Overview The Emergency Services Act gives California’s governor broad emergency authority. Typically, the state constitution requires policy decisions (what we should do going forward) to be made through the deliberative legislative process.[1] But in a crisis, that authority (what we should do right now) may be consolidated and exercised by one executive. After declaring an emergency, a governor may disregard statutory law to direct state resources in responding to the crisis. By granting the governor these powers, the state legislature delegated its power to fix public policy and deploy funds during emergencies. This raises some separation of powers concerns that,...

Parcel taxes are likely unconstitutional. The legislature should fix that.

Parcel taxes are likely unconstitutional. The legislature should fix that.

Overview Local governments have increasingly relied on parcel taxes — taxes on property that are assessed independent of a property’s value — to generate revenue and avoid longstanding tax reform measures like Proposition 13. The California Supreme Court’s recent decision in California Cannabis Coalition v. City of Upland lowered the threshold for voters to pass such taxes, so they are likely to increase. Parcel taxes, however, are legally suspect and largely unregulated: statutes barely mention parcel taxes,[1] and almost no judicial decisions or legal scholarship discuss them.[2] The current unregulated parcel tax system is untenable and requires judicial and legislative...

SCOCA Symposium 2020: California’s Battle Over Housing

SCOCA Symposium 2020: California’s Battle Over Housing

Overview On January 30, Hastings Law Journal hosted a Supreme Court of California symposium at UC Hastings College of the Law on the topic of state and local control over housing in California. The symposium happened to fall the day after the vote on Senate Bill 50 vote (and the day of the vote on reconsideration). SB 50 would have effectively upzoned large swaths of land near transit, and increased density in residential neighborhoods, even when zoned for single family homes. The symposium included a practitioner panel and an academic panel, followed by a keynote address from State Senator Scott...

Justice Chin’s legacy

Justice Chin’s legacy

Overview On January 15, 2020, Justice Ming William Chin — the court’s longest-serving sitting member — announced that he will retire in August. His distinguished, 24-year tenure has spanned three chief justices and five governors. Former Governor Pete Wilson, who appointed Justice Chin to the state high court in 1996, praised him as “a model of judicial excellence.” Chief Justice Cantil-Sakauye described Justice Chin as a “valuable mentor” and stated “his loss to this court will be incalculable.” In this article we analyze Justice Chin’s contributions to California law and reflect on his remarkable career. Justice Chin has been a...

SCOCA year in review 2019

SCOCA year in review 2019

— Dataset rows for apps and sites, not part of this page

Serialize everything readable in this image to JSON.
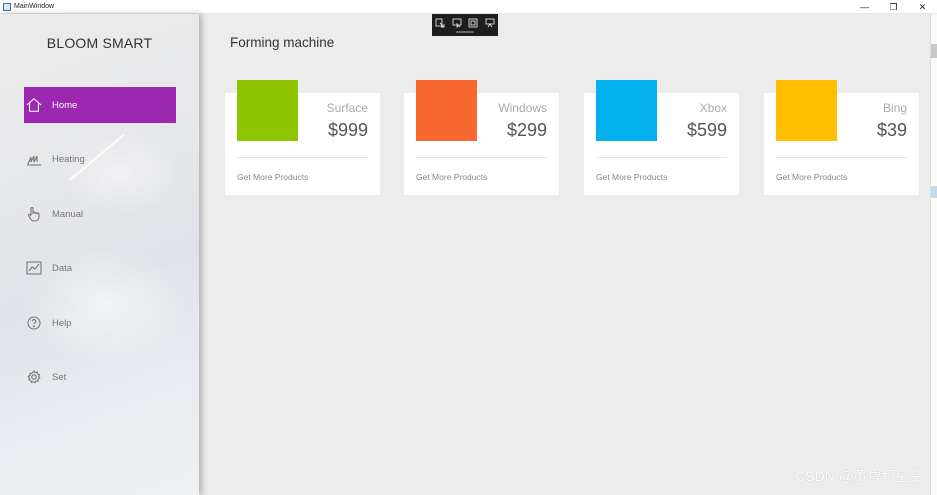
{
  "window": {
    "title": "MainWindow",
    "controls": [
      "—",
      "❐",
      "✕"
    ]
  },
  "sidebar": {
    "brand": "BLOOM SMART",
    "accent_color": "#9c27b0",
    "items": [
      {
        "label": "Home",
        "icon": "home-icon",
        "active": true
      },
      {
        "label": "Heating",
        "icon": "heating-icon",
        "active": false
      },
      {
        "label": "Manual",
        "icon": "hand-pointer-icon",
        "active": false
      },
      {
        "label": "Data",
        "icon": "chart-icon",
        "active": false
      },
      {
        "label": "Help",
        "icon": "help-icon",
        "active": false
      },
      {
        "label": "Set",
        "icon": "gear-icon",
        "active": false
      }
    ]
  },
  "main": {
    "title": "Forming machine",
    "cards": [
      {
        "name": "Surface",
        "price": "$999",
        "color": "#8fc400",
        "link": "Get More Products"
      },
      {
        "name": "Windows",
        "price": "$299",
        "color": "#f7672f",
        "link": "Get More Products"
      },
      {
        "name": "Xbox",
        "price": "$599",
        "color": "#03b0ee",
        "link": "Get More Products"
      },
      {
        "name": "Bing",
        "price": "$39",
        "color": "#ffbf00",
        "link": "Get More Products"
      }
    ]
  },
  "watermark": "CSDN @黄昏和星空"
}
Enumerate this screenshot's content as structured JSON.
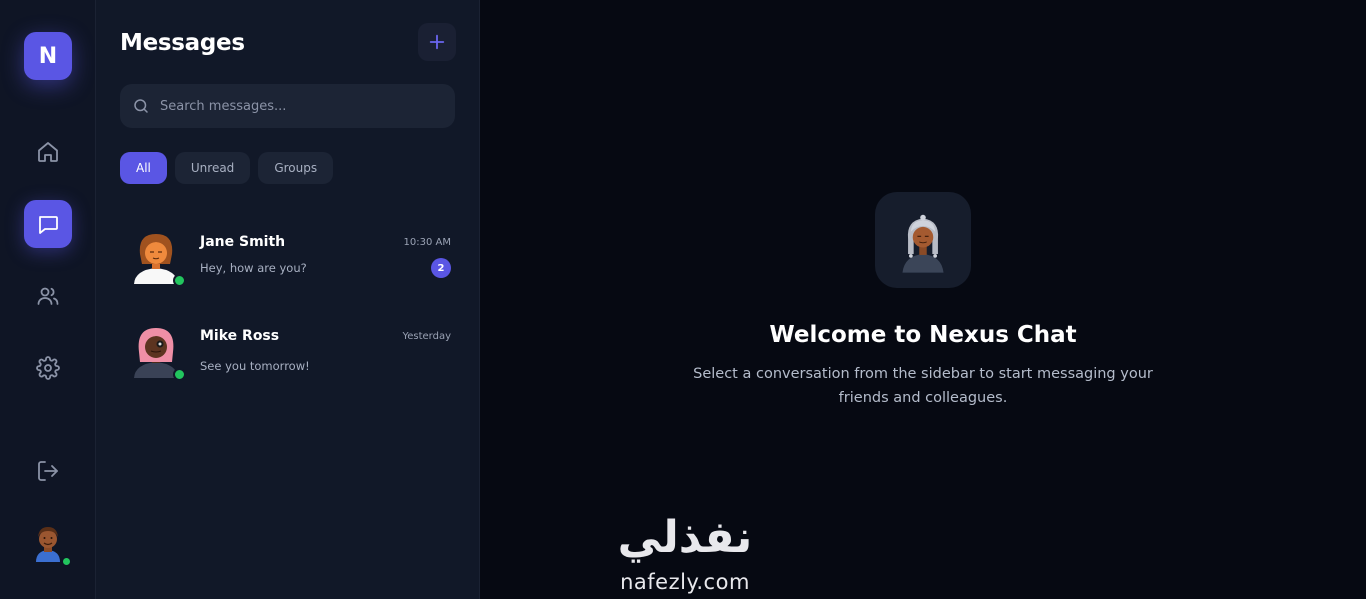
{
  "app": {
    "logo_letter": "N"
  },
  "panel": {
    "title": "Messages",
    "search_placeholder": "Search messages...",
    "filters": [
      {
        "label": "All",
        "active": true
      },
      {
        "label": "Unread",
        "active": false
      },
      {
        "label": "Groups",
        "active": false
      }
    ],
    "conversations": [
      {
        "name": "Jane Smith",
        "time": "10:30 AM",
        "preview": "Hey, how are you?",
        "unread": "2",
        "online": true
      },
      {
        "name": "Mike Ross",
        "time": "Yesterday",
        "preview": "See you tomorrow!",
        "unread": "",
        "online": true
      }
    ]
  },
  "main": {
    "welcome_title": "Welcome to Nexus Chat",
    "welcome_subtitle": "Select a conversation from the sidebar to start messaging your friends and colleagues."
  },
  "watermark": {
    "arabic": "نفذلي",
    "latin": "nafezly.com"
  },
  "colors": {
    "accent": "#5a56e4",
    "online": "#22c55e",
    "bg": "#060912",
    "panel": "#111828"
  },
  "icons": [
    "home-icon",
    "chat-icon",
    "users-icon",
    "settings-icon",
    "logout-icon",
    "plus-icon",
    "search-icon"
  ]
}
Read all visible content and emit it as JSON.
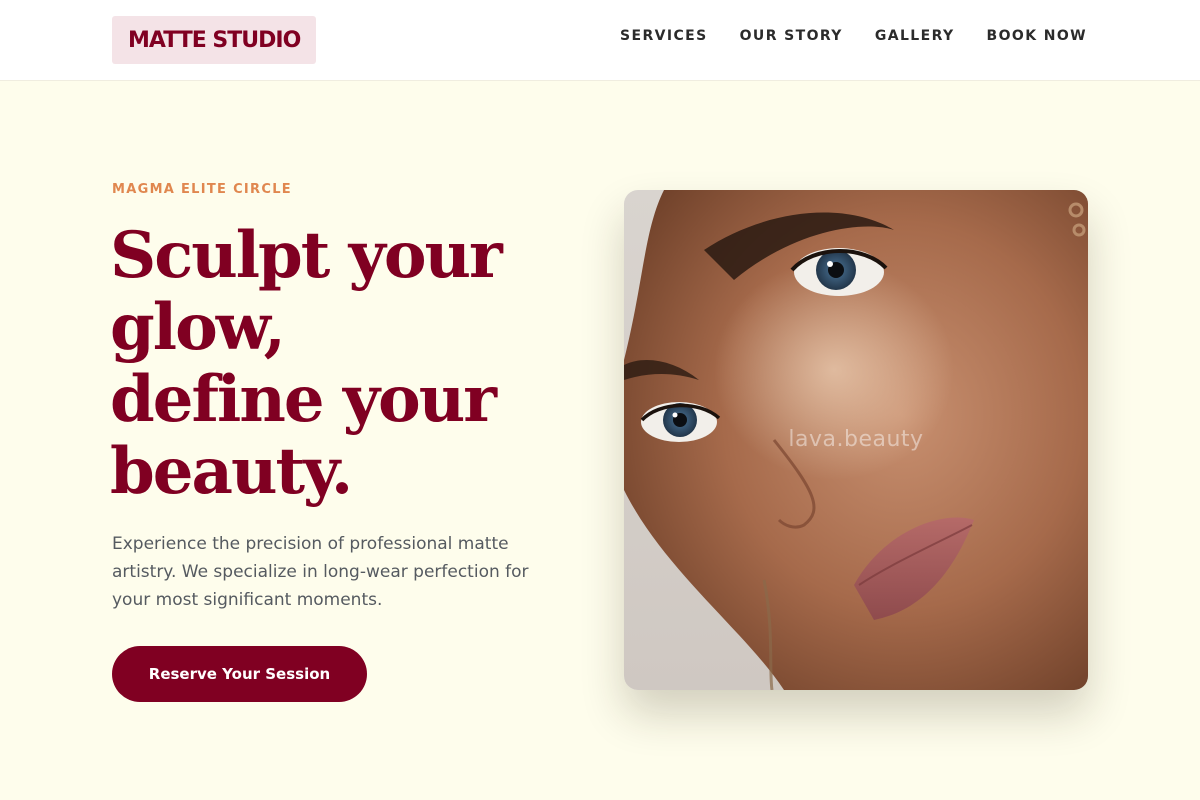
{
  "brand": {
    "name": "MATTE STUDIO",
    "primary_color": "#800022",
    "accent_color": "#e0874f",
    "background_color": "#fefdec"
  },
  "nav": {
    "items": [
      {
        "label": "SERVICES"
      },
      {
        "label": "OUR STORY"
      },
      {
        "label": "GALLERY"
      },
      {
        "label": "BOOK NOW"
      }
    ]
  },
  "hero": {
    "eyebrow": "MAGMA ELITE CIRCLE",
    "headline_lines": [
      "Sculpt your",
      "glow,",
      "define your",
      "beauty."
    ],
    "description": "Experience the precision of professional matte artistry. We specialize in long-wear perfection for your most significant moments.",
    "cta_label": "Reserve Your Session",
    "image_watermark": "lava.beauty"
  }
}
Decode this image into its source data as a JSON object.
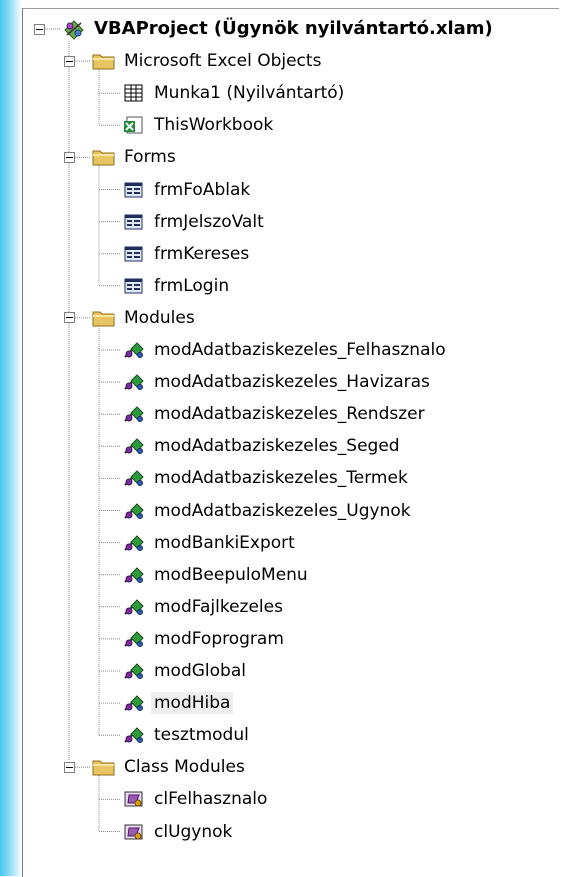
{
  "project": {
    "title": "VBAProject (Ügynök nyilvántartó.xlam)",
    "icon": "vba-project-icon",
    "groups": [
      {
        "label": "Microsoft Excel Objects",
        "icon": "folder-icon",
        "items": [
          {
            "label": "Munka1 (Nyilvántartó)",
            "icon": "worksheet-icon"
          },
          {
            "label": "ThisWorkbook",
            "icon": "workbook-icon"
          }
        ]
      },
      {
        "label": "Forms",
        "icon": "folder-icon",
        "items": [
          {
            "label": "frmFoAblak",
            "icon": "userform-icon"
          },
          {
            "label": "frmJelszoValt",
            "icon": "userform-icon"
          },
          {
            "label": "frmKereses",
            "icon": "userform-icon"
          },
          {
            "label": "frmLogin",
            "icon": "userform-icon"
          }
        ]
      },
      {
        "label": "Modules",
        "icon": "folder-icon",
        "items": [
          {
            "label": "modAdatbaziskezeles_Felhasznalo",
            "icon": "module-icon"
          },
          {
            "label": "modAdatbaziskezeles_Havizaras",
            "icon": "module-icon"
          },
          {
            "label": "modAdatbaziskezeles_Rendszer",
            "icon": "module-icon"
          },
          {
            "label": "modAdatbaziskezeles_Seged",
            "icon": "module-icon"
          },
          {
            "label": "modAdatbaziskezeles_Termek",
            "icon": "module-icon"
          },
          {
            "label": "modAdatbaziskezeles_Ugynok",
            "icon": "module-icon"
          },
          {
            "label": "modBankiExport",
            "icon": "module-icon"
          },
          {
            "label": "modBeepuloMenu",
            "icon": "module-icon"
          },
          {
            "label": "modFajlkezeles",
            "icon": "module-icon"
          },
          {
            "label": "modFoprogram",
            "icon": "module-icon"
          },
          {
            "label": "modGlobal",
            "icon": "module-icon"
          },
          {
            "label": "modHiba",
            "icon": "module-icon",
            "selected": true
          },
          {
            "label": "tesztmodul",
            "icon": "module-icon"
          }
        ]
      },
      {
        "label": "Class Modules",
        "icon": "folder-icon",
        "items": [
          {
            "label": "clFelhasznalo",
            "icon": "class-module-icon"
          },
          {
            "label": "clUgynok",
            "icon": "class-module-icon"
          }
        ]
      }
    ]
  },
  "colors": {
    "accent_strip": "#45c8f0",
    "selection": "#eeeeee",
    "tree_lines": "#8a8a8a"
  }
}
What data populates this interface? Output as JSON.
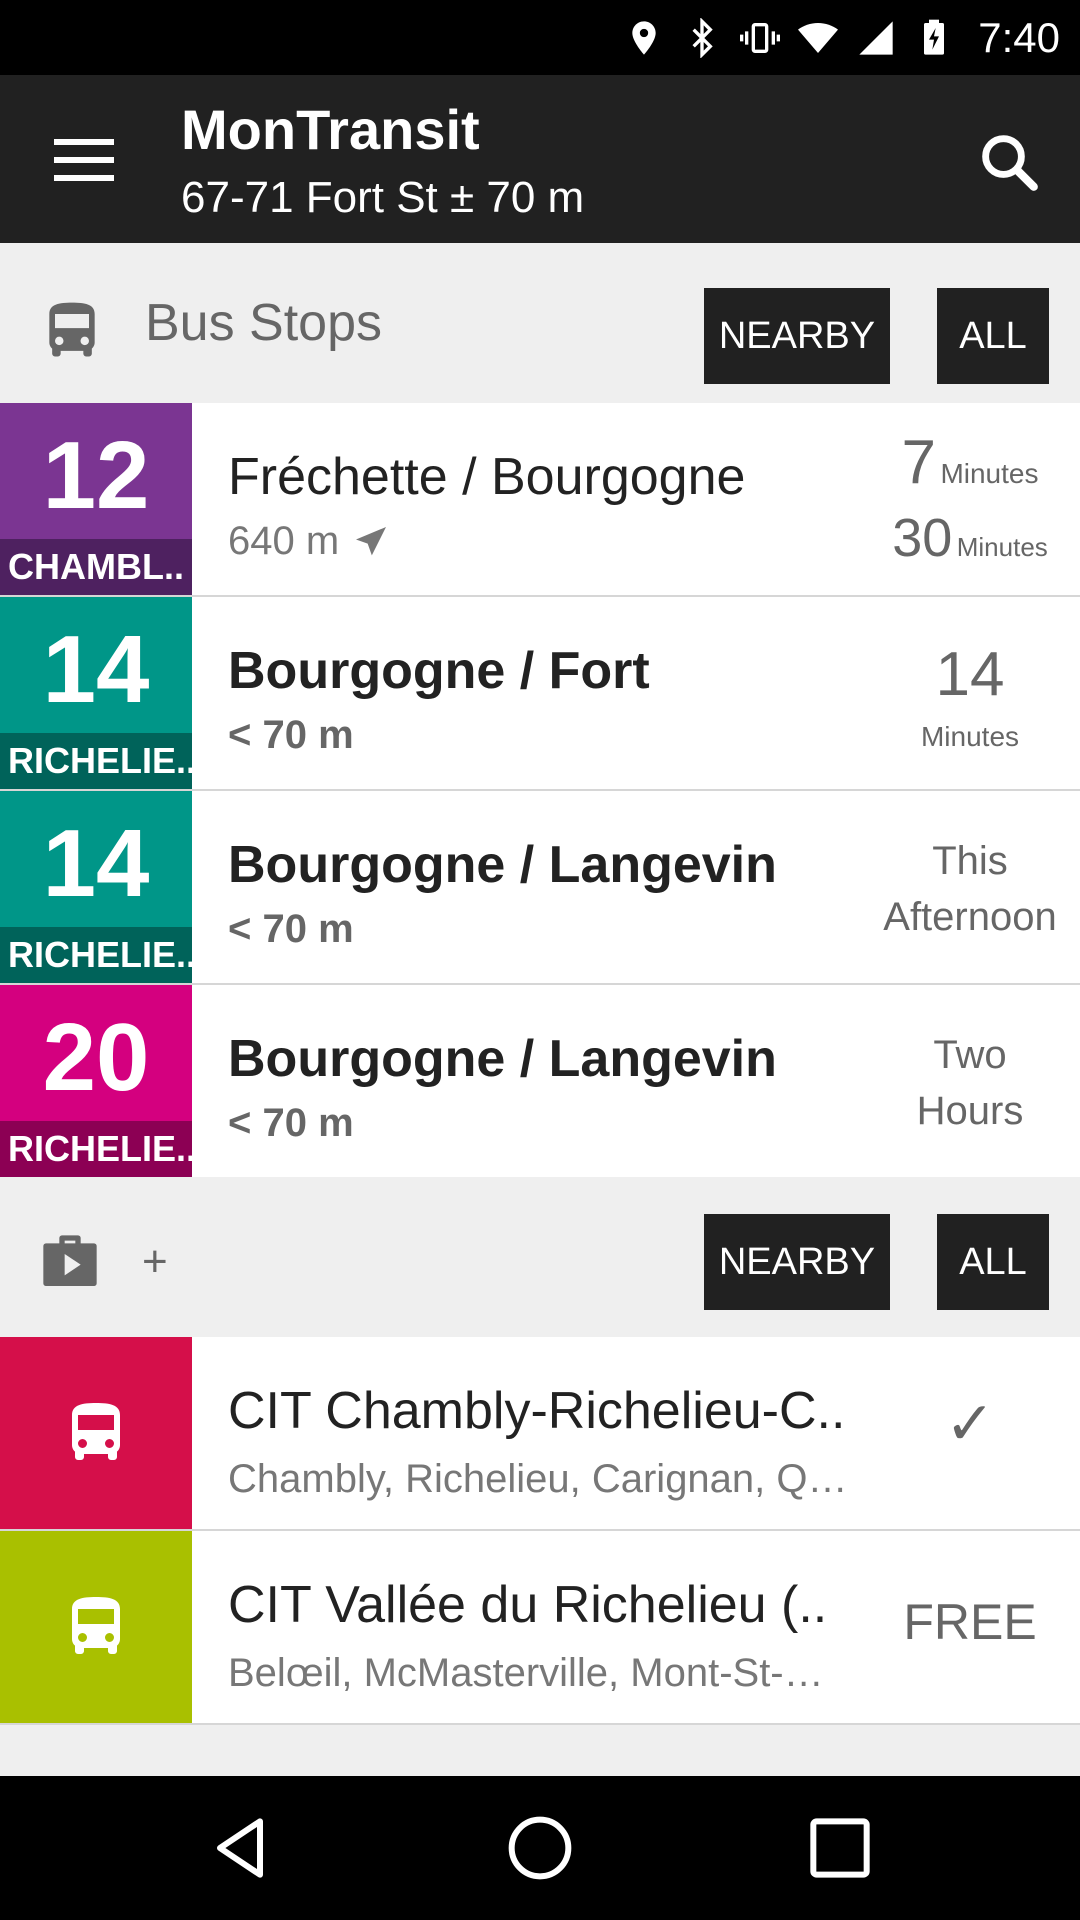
{
  "status_bar": {
    "time": "7:40",
    "icons": [
      "location-icon",
      "bluetooth-icon",
      "vibrate-icon",
      "wifi-icon",
      "signal-icon",
      "battery-charging-icon"
    ]
  },
  "app_bar": {
    "title": "MonTransit",
    "subtitle": "67-71 Fort St ± 70 m"
  },
  "bus_section": {
    "title": "Bus Stops",
    "nearby_label": "NEARBY",
    "all_label": "ALL",
    "stops": [
      {
        "route": "12",
        "direction": "CHAMBL..",
        "color": "#7b3592",
        "dir_color": "#4e2160",
        "name": "Fréchette / Bourgogne",
        "distance": "640 m",
        "time1_value": "7",
        "time1_unit": "Minutes",
        "time2_value": "30",
        "time2_unit": "Minutes"
      },
      {
        "route": "14",
        "direction": "RICHELIE..",
        "color": "#009688",
        "dir_color": "#00635a",
        "name": "Bourgogne / Fort",
        "distance": "< 70 m",
        "time_value": "14",
        "time_unit": "Minutes"
      },
      {
        "route": "14",
        "direction": "RICHELIE..",
        "color": "#009688",
        "dir_color": "#00635a",
        "name": "Bourgogne / Langevin",
        "distance": "< 70 m",
        "time_line1": "This",
        "time_line2": "Afternoon"
      },
      {
        "route": "20",
        "direction": "RICHELIE..",
        "color": "#d4007f",
        "dir_color": "#8c0054",
        "name": "Bourgogne / Langevin",
        "distance": "< 70 m",
        "time_line1": "Two",
        "time_line2": "Hours"
      }
    ]
  },
  "agency_section": {
    "title": "+",
    "nearby_label": "NEARBY",
    "all_label": "ALL",
    "agencies": [
      {
        "name": "CIT Chambly-Richelieu-C..",
        "areas": "Chambly, Richelieu, Carignan, Q…",
        "status": "✓",
        "color": "#d50f4a"
      },
      {
        "name": "CIT Vallée du Richelieu (..",
        "areas": "Belœil, McMasterville, Mont-St-…",
        "status": "FREE",
        "color": "#a9c000"
      }
    ]
  }
}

Overview The effect a majority of four justices appointed by Governor Jerry Brown might have on the California Supreme Court has been a major question in the past few years. After all, the last time four Brown appointees controlled the court it endured its most chaotic period in the last century. With the fourth Brown appointee (Justice Groban) having completed his first year on the court, we examined the court’s opinions from February 2015 to December 2019 for evidence that such times are upon us again. We found little support for a conclusion that another ultra-partisan-liberal Rose Bird era is...

Event announcement: MLI Symposium 2020

Event announcement: MLI Symposium 2020

CLICK HERE TO REGISTER March 6, 2020 9:00 a.m. – 4:15 p.m. The Bar Association of San Francisco 301 Battery Street, San Francisco, CA 94111 8:30-9:00 Registration 9:00-9:15 Welcome/Opening Remarks 9:15-10:15  The Impact of California Cannabis Coalition v. City of Upland on Tax Initiatives In 2017, the California Supreme Court issued a 5-2 decision in City of Upland expressing a decision on a narrow issue, that local measures introduced by voter initiative were not required to be presented in a general election, but could be presented in a special election instead. This panel will discuss this decision which sparked a...